Among the lines below, tally those that contain "java" and respond with the total only.

Website and app data records:
Content starts

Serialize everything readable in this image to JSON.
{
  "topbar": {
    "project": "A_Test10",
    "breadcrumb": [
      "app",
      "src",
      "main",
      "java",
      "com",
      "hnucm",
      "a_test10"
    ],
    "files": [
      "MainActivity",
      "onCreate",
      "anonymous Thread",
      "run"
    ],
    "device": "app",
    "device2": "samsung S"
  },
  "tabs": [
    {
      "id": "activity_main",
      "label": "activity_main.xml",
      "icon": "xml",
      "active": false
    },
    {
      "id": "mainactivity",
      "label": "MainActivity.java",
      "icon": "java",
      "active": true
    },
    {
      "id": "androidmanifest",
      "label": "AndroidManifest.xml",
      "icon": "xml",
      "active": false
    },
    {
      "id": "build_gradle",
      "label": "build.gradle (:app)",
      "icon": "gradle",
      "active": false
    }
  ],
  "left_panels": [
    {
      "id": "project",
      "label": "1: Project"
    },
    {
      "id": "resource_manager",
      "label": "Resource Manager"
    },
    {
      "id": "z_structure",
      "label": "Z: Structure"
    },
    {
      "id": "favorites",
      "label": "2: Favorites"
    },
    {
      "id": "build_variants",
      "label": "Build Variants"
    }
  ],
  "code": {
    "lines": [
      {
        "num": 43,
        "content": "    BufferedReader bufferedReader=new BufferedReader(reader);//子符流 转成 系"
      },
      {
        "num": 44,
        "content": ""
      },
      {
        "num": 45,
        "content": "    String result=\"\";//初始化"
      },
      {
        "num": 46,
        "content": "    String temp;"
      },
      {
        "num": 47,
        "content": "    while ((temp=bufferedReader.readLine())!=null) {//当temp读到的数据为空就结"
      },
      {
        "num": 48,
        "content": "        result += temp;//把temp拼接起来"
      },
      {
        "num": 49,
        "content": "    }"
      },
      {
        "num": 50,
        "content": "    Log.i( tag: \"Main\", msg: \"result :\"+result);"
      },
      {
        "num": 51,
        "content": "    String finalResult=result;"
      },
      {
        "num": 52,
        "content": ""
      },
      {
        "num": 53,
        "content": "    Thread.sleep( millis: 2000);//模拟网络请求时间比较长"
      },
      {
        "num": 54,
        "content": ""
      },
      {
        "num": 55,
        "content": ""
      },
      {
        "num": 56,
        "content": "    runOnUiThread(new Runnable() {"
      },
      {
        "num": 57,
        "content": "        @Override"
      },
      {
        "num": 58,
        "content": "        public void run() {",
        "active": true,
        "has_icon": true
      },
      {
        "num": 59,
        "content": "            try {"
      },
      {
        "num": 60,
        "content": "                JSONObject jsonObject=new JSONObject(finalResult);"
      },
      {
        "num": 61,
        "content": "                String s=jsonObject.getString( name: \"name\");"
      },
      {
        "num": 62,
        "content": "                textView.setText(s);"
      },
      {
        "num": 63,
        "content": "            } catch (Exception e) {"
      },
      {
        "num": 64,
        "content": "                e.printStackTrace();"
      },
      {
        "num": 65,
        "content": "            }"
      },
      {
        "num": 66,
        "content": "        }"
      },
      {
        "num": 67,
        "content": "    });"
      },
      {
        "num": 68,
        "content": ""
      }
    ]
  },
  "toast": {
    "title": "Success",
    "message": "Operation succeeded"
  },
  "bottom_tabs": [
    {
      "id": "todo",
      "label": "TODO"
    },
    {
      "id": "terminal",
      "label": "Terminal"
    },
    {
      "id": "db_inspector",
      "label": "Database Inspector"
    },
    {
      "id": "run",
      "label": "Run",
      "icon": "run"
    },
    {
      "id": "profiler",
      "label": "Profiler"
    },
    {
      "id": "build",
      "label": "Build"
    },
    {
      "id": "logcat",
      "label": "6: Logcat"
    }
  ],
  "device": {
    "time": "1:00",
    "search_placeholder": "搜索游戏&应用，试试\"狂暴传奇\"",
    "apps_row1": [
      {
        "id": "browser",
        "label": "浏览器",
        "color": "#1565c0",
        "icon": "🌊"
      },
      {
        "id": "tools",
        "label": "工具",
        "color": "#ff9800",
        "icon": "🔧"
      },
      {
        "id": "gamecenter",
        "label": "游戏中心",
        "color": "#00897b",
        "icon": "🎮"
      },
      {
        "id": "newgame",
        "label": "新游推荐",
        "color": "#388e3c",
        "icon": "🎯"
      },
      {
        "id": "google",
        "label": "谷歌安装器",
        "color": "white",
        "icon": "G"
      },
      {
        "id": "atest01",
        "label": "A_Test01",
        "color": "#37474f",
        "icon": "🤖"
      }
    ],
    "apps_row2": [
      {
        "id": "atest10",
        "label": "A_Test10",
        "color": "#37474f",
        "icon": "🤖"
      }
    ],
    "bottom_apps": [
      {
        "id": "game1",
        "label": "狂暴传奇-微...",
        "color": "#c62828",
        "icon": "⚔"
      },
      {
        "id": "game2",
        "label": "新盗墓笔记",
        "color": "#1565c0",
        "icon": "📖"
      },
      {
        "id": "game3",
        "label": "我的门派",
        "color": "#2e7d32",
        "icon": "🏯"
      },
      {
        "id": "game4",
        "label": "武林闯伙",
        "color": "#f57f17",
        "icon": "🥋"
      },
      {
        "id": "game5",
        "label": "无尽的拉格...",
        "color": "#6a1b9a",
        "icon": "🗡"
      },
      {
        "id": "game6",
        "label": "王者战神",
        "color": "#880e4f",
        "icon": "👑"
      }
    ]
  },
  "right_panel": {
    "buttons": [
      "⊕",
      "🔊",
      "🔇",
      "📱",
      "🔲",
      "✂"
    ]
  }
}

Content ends
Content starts

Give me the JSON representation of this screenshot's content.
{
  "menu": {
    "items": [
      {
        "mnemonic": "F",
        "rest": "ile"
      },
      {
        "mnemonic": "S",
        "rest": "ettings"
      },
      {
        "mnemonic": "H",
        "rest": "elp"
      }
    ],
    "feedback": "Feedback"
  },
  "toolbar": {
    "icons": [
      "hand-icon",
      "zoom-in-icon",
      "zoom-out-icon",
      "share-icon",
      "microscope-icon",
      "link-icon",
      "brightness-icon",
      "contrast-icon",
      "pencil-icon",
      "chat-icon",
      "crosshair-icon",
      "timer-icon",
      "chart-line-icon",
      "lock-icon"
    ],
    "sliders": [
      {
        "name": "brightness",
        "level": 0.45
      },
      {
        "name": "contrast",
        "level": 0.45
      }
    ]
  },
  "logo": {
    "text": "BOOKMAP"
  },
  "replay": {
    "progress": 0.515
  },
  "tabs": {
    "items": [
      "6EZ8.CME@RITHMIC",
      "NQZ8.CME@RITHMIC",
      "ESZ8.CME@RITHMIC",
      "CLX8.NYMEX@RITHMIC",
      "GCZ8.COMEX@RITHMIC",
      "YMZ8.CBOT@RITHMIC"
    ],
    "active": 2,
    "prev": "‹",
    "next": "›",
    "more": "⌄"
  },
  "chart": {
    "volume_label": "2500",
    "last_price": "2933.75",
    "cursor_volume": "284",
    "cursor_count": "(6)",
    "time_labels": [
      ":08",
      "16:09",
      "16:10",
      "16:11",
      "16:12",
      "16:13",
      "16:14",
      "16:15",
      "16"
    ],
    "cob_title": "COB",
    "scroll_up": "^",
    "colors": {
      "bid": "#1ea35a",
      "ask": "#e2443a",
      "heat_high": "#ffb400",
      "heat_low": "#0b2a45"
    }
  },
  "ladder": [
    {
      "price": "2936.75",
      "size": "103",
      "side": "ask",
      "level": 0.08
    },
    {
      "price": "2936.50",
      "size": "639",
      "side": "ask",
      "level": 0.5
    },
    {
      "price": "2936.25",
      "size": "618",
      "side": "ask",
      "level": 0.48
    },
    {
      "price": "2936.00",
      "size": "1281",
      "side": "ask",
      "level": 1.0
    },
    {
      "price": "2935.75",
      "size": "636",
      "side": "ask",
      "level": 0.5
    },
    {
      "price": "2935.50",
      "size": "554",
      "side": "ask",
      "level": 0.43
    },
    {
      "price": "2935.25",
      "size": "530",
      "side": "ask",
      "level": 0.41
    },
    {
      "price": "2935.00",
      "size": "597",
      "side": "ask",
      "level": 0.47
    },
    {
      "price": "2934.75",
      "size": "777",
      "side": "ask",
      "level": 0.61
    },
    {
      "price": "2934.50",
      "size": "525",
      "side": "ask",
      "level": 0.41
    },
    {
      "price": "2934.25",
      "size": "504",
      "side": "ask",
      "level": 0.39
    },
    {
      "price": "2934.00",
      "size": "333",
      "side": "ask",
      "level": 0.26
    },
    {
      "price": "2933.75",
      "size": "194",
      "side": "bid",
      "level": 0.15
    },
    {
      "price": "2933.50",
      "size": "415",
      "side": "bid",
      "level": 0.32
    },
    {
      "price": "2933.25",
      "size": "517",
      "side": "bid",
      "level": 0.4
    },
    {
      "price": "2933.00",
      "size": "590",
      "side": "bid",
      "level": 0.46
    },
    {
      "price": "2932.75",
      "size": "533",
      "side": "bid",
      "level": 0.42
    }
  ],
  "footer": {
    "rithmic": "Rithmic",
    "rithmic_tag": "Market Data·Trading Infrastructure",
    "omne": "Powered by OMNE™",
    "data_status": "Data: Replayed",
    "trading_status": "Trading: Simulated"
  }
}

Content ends

• **Solution to the exercise**:
3